* [TASK DIRECTIONS]: Scan the records for the string "lagou"; copy each line where it occurs.

* [TASK MATERIAL]:
□ □ □ □

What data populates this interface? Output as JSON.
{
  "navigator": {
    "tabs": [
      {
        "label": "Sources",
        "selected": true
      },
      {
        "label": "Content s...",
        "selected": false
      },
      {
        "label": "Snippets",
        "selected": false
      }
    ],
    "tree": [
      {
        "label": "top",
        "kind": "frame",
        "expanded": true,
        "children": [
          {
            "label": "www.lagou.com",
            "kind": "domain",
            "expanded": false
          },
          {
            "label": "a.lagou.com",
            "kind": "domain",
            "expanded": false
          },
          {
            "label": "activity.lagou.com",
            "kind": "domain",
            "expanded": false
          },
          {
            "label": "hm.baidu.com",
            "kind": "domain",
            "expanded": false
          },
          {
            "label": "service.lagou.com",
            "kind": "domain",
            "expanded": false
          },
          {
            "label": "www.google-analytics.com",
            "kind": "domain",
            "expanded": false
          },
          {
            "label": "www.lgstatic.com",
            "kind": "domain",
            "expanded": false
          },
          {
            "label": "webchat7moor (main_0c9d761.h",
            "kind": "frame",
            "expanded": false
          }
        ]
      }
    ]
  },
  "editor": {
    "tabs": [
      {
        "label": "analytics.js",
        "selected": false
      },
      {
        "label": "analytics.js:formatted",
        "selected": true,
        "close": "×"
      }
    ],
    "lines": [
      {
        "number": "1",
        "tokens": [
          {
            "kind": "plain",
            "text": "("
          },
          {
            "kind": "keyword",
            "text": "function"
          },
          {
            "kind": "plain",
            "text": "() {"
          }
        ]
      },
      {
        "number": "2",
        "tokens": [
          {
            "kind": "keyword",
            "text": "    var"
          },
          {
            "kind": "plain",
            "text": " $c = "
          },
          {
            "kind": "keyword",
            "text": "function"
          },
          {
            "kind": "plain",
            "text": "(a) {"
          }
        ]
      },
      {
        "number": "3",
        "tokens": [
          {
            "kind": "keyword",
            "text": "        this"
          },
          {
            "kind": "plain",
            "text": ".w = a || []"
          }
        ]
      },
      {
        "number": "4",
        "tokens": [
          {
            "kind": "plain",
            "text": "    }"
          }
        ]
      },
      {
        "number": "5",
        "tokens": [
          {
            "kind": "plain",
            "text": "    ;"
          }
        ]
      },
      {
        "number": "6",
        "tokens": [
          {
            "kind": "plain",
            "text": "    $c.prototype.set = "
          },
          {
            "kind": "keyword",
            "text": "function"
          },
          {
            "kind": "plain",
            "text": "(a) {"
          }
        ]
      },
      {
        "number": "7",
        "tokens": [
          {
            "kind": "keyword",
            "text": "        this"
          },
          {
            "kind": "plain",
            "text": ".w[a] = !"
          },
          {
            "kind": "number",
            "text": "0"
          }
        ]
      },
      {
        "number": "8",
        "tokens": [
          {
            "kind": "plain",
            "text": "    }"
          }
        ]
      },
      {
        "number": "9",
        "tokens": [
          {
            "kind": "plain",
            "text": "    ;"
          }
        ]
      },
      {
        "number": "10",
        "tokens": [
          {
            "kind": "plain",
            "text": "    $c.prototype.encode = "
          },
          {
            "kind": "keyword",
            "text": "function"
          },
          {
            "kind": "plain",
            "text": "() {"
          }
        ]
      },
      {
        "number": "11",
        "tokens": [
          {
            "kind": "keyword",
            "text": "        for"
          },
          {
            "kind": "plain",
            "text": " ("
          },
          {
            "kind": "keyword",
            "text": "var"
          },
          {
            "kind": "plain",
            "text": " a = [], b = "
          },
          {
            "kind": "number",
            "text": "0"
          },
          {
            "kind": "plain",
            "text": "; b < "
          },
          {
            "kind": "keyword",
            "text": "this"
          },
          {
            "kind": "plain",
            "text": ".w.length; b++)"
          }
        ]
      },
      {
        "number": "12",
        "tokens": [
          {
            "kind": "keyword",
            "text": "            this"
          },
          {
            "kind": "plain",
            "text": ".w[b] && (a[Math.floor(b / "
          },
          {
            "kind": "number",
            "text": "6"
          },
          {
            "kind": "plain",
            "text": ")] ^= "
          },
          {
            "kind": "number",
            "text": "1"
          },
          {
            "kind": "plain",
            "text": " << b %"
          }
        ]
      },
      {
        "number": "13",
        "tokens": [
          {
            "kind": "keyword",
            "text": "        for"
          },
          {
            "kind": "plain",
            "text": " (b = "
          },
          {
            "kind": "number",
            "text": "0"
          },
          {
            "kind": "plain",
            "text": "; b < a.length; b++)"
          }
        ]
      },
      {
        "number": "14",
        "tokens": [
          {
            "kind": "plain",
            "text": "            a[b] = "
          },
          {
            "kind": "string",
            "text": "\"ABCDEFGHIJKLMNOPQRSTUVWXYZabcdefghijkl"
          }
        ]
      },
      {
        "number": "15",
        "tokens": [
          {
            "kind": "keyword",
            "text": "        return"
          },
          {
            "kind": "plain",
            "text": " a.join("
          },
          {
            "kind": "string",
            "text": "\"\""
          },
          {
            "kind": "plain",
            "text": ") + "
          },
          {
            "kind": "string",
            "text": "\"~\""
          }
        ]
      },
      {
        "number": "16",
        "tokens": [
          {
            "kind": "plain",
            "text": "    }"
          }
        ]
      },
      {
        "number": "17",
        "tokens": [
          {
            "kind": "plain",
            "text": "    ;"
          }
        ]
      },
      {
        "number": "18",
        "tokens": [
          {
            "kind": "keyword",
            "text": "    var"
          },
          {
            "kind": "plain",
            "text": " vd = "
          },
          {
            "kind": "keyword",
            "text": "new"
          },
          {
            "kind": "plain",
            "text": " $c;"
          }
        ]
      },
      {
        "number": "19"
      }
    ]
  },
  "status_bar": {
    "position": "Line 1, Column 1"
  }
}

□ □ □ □

* [ANSWER BELOW]:
            "label": "www.lagou.com",
            "label": "a.lagou.com",
            "label": "activity.lagou.com",
            "label": "service.lagou.com",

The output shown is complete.